“I will be too optimistic again but I strongly believe it is about time to form the Council of Minister of Bosnia and Herzegovina. It seems like we're not too far from that,” said Covic, the leader of the strongest Croat party, the Croat Democratic Union (HDZ BiH).
But, it remains unclear what was the ground for his optimism.
Bosnian Croat and Serb leaders met a week after another Mostar meeting, which involved Covic and Bakir Izetbegovic, the Bosniak leader, who discussed the ongoing developments focusing on the formation of the state-level government, formally known as the Council of Ministers.
The government formation has been an open issue for more than a year after Bosnia held its general elections, mostly due to political disagreements on Bosnia's NATO road.
Covic made it clear during the meeting with Izetbegovic that his party was supportive of the NATO membership but doesn't want to link the appointment of the Council of Ministers Chairman with the NATO i.e. Bosnia's first Annual National Programme (ANP), the document that contains the guidelines for reforms that the Alliance want the country to implement.

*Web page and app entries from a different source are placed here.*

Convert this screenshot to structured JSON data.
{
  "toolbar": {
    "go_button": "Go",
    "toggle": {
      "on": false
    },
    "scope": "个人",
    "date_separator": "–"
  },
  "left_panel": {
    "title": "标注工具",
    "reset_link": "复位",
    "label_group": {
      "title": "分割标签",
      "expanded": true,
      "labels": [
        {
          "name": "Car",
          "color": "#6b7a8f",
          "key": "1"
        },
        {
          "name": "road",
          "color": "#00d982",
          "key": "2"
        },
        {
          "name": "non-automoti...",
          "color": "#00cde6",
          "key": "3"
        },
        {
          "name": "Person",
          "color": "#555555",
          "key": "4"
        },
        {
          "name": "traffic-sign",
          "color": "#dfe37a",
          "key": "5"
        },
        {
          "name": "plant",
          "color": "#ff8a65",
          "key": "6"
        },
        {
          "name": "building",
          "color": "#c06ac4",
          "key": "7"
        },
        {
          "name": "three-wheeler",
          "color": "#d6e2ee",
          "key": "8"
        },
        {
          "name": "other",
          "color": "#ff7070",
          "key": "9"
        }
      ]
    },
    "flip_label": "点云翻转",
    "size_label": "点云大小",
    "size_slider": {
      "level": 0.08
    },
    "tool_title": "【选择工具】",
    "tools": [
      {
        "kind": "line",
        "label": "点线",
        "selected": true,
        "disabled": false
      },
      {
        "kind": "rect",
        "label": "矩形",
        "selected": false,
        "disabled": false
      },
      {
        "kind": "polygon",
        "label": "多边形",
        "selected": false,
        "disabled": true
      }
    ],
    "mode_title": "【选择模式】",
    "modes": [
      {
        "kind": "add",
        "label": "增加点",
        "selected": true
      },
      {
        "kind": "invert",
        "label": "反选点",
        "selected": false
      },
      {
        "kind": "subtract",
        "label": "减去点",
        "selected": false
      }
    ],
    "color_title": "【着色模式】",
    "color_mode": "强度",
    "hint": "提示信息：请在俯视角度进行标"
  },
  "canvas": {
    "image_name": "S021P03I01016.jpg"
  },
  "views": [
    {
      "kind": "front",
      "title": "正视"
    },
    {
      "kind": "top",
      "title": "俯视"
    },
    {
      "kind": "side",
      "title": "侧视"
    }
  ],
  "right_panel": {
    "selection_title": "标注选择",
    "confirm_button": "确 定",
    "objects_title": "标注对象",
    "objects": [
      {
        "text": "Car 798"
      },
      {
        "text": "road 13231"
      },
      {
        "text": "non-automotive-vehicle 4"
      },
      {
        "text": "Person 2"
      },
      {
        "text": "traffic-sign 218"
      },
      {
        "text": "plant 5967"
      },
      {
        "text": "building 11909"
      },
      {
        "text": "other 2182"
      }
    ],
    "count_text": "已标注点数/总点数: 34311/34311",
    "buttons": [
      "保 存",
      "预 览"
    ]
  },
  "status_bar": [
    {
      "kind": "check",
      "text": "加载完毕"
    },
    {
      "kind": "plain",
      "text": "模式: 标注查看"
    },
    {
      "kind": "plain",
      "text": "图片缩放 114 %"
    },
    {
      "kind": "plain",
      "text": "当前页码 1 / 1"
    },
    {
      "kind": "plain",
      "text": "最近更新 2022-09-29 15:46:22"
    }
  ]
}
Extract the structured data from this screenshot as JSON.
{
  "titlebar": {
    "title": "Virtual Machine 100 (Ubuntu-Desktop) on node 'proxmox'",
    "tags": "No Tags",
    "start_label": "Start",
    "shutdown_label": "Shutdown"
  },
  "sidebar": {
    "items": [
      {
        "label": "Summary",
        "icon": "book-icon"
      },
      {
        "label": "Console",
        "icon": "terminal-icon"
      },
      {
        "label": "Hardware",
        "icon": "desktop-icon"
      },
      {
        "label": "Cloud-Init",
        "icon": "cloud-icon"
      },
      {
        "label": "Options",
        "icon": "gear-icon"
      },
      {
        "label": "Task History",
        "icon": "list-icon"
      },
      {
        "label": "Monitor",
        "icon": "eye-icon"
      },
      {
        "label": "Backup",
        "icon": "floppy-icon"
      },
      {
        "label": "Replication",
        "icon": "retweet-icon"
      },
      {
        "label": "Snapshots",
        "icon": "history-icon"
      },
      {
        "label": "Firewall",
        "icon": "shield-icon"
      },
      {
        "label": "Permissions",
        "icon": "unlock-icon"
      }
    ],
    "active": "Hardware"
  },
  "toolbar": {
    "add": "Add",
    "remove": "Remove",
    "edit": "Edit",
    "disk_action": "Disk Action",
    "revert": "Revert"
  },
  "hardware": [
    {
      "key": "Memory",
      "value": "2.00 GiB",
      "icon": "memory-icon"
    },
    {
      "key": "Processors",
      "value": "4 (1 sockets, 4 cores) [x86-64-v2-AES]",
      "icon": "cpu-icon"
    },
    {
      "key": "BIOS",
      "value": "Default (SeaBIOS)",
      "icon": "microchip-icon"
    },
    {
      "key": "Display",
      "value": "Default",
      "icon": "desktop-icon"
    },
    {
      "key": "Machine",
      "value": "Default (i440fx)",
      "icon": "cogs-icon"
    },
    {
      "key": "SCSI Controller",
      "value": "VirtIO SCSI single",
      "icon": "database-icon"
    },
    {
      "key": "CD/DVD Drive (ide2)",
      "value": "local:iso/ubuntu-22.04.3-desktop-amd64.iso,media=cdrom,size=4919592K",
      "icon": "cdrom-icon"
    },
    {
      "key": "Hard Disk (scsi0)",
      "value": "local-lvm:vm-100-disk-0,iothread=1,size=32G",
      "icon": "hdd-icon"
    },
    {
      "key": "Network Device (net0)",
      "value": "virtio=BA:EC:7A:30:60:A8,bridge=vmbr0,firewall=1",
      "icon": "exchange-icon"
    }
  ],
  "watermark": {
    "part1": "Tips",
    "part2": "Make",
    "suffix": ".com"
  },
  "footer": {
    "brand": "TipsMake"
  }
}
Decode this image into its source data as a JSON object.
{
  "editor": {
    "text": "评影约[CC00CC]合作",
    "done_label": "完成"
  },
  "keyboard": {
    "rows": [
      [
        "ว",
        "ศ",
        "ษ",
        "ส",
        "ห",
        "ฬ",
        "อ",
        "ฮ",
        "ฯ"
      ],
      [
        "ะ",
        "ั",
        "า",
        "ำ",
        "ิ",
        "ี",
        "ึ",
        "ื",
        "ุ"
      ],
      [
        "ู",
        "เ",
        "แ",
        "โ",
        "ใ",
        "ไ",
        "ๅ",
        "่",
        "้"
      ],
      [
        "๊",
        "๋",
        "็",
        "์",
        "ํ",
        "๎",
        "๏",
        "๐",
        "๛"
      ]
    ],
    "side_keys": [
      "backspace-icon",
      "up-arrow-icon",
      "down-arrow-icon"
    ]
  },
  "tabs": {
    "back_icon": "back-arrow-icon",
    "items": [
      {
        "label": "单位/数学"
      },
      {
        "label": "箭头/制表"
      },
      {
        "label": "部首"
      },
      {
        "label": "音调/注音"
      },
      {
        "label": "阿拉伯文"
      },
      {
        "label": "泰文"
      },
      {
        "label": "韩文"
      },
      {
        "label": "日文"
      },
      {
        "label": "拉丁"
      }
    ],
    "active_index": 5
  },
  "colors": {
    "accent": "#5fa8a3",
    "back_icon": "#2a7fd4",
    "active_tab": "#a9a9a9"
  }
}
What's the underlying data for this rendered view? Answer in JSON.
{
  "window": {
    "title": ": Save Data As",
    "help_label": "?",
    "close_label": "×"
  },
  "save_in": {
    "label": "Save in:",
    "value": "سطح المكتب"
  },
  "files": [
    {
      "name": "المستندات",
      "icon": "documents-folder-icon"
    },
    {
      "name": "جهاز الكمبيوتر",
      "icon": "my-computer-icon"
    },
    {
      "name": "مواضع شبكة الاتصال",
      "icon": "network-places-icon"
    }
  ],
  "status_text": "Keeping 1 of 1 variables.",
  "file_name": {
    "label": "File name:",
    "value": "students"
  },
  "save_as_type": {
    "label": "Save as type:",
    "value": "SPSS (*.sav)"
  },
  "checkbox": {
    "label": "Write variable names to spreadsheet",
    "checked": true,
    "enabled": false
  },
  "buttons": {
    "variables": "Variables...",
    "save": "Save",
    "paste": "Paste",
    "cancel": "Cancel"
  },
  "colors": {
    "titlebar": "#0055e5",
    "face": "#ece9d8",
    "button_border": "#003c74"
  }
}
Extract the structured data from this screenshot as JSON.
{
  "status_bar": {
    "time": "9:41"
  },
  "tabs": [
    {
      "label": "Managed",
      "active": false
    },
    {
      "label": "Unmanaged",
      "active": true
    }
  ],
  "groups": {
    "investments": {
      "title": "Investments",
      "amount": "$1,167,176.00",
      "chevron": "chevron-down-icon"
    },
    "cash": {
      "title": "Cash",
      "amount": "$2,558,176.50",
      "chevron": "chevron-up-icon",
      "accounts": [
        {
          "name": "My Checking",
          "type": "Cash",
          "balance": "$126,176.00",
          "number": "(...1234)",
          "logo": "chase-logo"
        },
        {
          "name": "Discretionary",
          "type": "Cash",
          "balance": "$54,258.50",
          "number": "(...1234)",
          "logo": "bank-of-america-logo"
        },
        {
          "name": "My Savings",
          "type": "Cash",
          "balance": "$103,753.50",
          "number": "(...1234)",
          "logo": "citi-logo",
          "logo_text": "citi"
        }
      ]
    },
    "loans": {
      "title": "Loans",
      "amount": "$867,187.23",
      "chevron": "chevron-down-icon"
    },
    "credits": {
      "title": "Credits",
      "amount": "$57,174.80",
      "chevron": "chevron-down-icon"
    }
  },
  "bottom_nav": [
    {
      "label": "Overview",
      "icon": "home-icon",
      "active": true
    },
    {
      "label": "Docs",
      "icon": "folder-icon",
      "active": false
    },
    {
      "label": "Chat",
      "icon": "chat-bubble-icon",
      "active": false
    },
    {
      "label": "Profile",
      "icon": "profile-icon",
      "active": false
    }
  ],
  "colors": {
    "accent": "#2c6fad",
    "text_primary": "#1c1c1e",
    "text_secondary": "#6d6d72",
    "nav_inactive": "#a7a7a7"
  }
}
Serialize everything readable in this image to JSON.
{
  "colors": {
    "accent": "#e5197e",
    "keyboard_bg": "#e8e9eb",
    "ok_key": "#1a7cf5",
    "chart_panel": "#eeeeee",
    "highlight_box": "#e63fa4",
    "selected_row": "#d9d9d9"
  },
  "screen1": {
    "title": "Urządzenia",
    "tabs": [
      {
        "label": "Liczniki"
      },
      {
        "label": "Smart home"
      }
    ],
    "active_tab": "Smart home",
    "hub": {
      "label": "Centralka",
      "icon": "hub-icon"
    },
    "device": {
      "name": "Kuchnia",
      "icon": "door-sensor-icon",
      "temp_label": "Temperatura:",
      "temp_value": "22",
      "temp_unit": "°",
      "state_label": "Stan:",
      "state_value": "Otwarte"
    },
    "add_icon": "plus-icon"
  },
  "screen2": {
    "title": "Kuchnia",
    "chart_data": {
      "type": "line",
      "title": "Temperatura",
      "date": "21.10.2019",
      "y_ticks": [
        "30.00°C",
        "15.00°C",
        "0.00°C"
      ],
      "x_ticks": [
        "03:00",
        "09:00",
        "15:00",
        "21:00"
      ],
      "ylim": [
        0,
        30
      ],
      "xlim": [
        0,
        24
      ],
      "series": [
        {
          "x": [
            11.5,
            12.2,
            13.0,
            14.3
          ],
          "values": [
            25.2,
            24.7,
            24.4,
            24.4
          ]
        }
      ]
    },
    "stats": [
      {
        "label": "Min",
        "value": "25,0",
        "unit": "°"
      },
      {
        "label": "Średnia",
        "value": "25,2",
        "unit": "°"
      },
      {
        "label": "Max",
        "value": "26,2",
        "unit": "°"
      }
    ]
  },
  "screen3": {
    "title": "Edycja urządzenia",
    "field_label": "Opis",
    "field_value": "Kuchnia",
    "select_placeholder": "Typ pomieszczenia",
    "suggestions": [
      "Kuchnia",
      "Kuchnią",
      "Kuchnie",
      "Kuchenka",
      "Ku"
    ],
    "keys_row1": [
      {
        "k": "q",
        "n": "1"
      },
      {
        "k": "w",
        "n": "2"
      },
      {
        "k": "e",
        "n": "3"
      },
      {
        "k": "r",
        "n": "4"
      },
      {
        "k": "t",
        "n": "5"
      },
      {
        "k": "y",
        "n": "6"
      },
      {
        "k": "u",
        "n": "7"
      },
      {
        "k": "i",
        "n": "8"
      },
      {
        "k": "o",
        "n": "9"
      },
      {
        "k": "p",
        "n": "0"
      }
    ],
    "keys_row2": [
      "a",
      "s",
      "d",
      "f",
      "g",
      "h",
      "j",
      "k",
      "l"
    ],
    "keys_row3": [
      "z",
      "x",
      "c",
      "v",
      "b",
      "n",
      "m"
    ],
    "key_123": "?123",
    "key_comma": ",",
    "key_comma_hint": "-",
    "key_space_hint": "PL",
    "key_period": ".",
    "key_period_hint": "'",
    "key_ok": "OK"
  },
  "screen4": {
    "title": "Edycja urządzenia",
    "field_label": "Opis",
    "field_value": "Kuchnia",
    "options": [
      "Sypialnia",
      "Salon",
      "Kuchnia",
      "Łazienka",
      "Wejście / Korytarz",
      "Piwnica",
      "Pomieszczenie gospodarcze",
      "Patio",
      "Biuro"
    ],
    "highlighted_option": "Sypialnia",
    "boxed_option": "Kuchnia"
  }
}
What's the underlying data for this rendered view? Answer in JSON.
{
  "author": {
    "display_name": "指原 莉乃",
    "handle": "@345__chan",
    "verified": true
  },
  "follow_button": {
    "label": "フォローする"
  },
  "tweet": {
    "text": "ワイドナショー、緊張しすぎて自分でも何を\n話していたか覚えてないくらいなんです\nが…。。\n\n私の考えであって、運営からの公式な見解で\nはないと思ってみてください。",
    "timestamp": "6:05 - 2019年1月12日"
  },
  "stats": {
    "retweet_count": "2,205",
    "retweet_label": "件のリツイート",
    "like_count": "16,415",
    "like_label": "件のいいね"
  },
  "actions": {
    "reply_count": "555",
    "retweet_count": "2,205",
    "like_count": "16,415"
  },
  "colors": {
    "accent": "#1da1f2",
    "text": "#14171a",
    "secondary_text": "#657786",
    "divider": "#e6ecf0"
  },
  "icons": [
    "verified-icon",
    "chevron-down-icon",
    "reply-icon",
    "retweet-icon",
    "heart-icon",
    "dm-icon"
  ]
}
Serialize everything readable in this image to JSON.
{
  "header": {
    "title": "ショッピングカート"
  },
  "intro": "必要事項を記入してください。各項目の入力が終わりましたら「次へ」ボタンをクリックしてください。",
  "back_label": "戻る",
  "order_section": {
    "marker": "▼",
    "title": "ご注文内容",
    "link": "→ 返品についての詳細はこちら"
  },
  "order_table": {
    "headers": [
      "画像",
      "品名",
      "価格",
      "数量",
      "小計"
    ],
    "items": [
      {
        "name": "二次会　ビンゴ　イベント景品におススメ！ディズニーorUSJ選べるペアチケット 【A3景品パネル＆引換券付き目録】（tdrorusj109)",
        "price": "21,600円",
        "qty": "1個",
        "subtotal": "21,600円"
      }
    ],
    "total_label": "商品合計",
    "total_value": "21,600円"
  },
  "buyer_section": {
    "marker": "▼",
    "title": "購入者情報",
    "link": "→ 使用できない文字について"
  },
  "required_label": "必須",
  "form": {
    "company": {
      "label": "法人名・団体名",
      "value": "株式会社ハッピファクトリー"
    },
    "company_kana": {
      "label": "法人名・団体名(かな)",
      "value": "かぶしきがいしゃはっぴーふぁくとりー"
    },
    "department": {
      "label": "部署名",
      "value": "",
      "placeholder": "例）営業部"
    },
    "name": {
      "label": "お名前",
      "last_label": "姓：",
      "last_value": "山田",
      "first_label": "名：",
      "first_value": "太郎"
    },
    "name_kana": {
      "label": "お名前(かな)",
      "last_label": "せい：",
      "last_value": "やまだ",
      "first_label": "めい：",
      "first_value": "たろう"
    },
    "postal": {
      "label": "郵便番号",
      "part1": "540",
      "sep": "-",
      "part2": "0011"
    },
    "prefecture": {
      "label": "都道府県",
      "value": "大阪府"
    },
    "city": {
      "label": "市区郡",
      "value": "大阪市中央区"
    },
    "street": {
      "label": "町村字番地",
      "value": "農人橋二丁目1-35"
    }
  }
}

“And this is where we disagree,” the Bosniak leader said after the last week's meeting.
But, in this part, the Croat leader agrees with Dodik. In addition, the Serb leader neither wants to link the government formation with the NATO nor he supports the NATO road in general.
“It is my belief that the issue of the Annual National Programme was placed to prevent some other issues,” said Dodik adding that the matter of the Council of Ministers' formation has become “tiresome.”
Dodik represents the Serb-dominated Bosnia's region, Republika Srpska (RS), whose parliament adopted in 2017 a resolution on military neutrality, thus not supporting further steps Bosnia might make towards the NATO membership.
On the other side are the Bosniak and Croat leaderships, who generally support the road to the alliance. The two ethnic groups are concentrated in the Federation, the other of Bosnia's two semi-autonomous regions.
“I would like to be optimistic as much as Dragan is, but I believe that these from Sarajevo are constantly working on prevention of progress,” he said adding that the meetings taking place in Bosnian capital are tiring him. “Those are the least productive places I've ever been to in my life.”
In the 2018 general election, Dodik was elected the Serb member of Bosnia's tripartite Presidency, seated in Sarajevo, and his party as the election winner in the RS and among the Serb people is to appoint the Chairman of Bosnia's Council of Ministers, also seated in the country's capital city.